The entire section is 1, words. In the course of the next six days, soothed by the quiet, dignified beauty of the land, he mulls over the turning points in his life, from the heyday of until the death of Lord Darlington some thirty years later.
It sounds like she would like to return to Darlington Hall, which Stevens is psyched about. Observing the pleasure of the crowd gathered to witness this minor event, Stevens, a devoted butler, reflects that the evening—the remains of the day—may indeed be the most enjoyable part of the day for most people.The Remains of the Day ignores Suez, even though that débâcle marked the end of the kind of Britain whose passing is a central subject of the novel.) Nothing much happens.
The high point of Mr. The Remains of the Day is a novel by the Nobel Prize-winning British author Kazuo Ishiguro.
The story is told from a first-person point of view, as were Ishiguro's two previous novels. The narrator, Stevens, a butler, recalls his life in the form of a diary; the action progresses from the mids through to the present (~ ).
In an interview about the novel The Remains of the Day, author Kazuo Ishiguro says he likes the By the end of Kazuo Ishiguro's novel The Remains of the Day, we certainly do see the character Stevens as fully human.
LitCharts assigns a color and icon to each theme in The Remains of the Day, which you can use to track the themes throughout the work. The Remains of the Day is told in the first-person narration of an English butler named Stevens.
In JulyStevens decides to take a six- day road trip to the West Country of England—a region to the west of Darlington Hall, the house in which Stevens resides and has worked as a butler for thirty-four years.
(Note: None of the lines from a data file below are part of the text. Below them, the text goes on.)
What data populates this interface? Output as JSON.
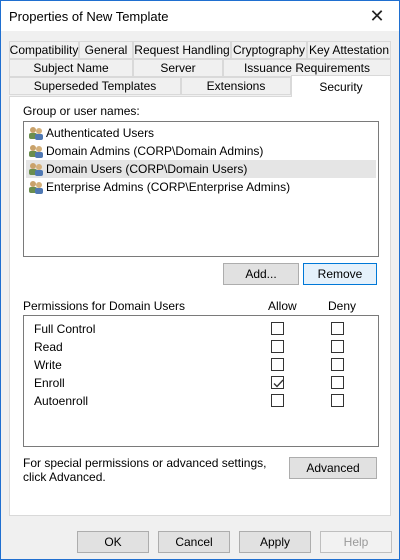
{
  "window": {
    "title": "Properties of New Template"
  },
  "tabs": {
    "row1": [
      "Compatibility",
      "General",
      "Request Handling",
      "Cryptography",
      "Key Attestation"
    ],
    "row2": [
      "Subject Name",
      "Server",
      "Issuance Requirements"
    ],
    "row3": [
      "Superseded Templates",
      "Extensions",
      "Security"
    ],
    "active": "Security"
  },
  "security": {
    "group_label": "Group or user names:",
    "users": [
      "Authenticated Users",
      "Domain Admins (CORP\\Domain Admins)",
      "Domain Users (CORP\\Domain Users)",
      "Enterprise Admins (CORP\\Enterprise Admins)"
    ],
    "selected_user_index": 2,
    "add_button": "Add...",
    "remove_button": "Remove",
    "permissions_label": "Permissions for Domain Users",
    "allow_header": "Allow",
    "deny_header": "Deny",
    "permissions": [
      {
        "name": "Full Control",
        "allow": false,
        "deny": false
      },
      {
        "name": "Read",
        "allow": false,
        "deny": false
      },
      {
        "name": "Write",
        "allow": false,
        "deny": false
      },
      {
        "name": "Enroll",
        "allow": true,
        "deny": false
      },
      {
        "name": "Autoenroll",
        "allow": false,
        "deny": false
      }
    ],
    "advanced_text": "For special permissions or advanced settings, click Advanced.",
    "advanced_button": "Advanced"
  },
  "footer": {
    "ok": "OK",
    "cancel": "Cancel",
    "apply": "Apply",
    "help": "Help"
  }
}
The Remains of the Day is a novel by the Nobel Prize-winning British author Kazuo Ishiguro. The story is told from a first-person point of view, as were Ishiguro's two previous novels. The narrator, Stevens, a butler, recalls his life in the form of a diary; the action progresses from the mids through to the present.
Much of the novel is concerned .Download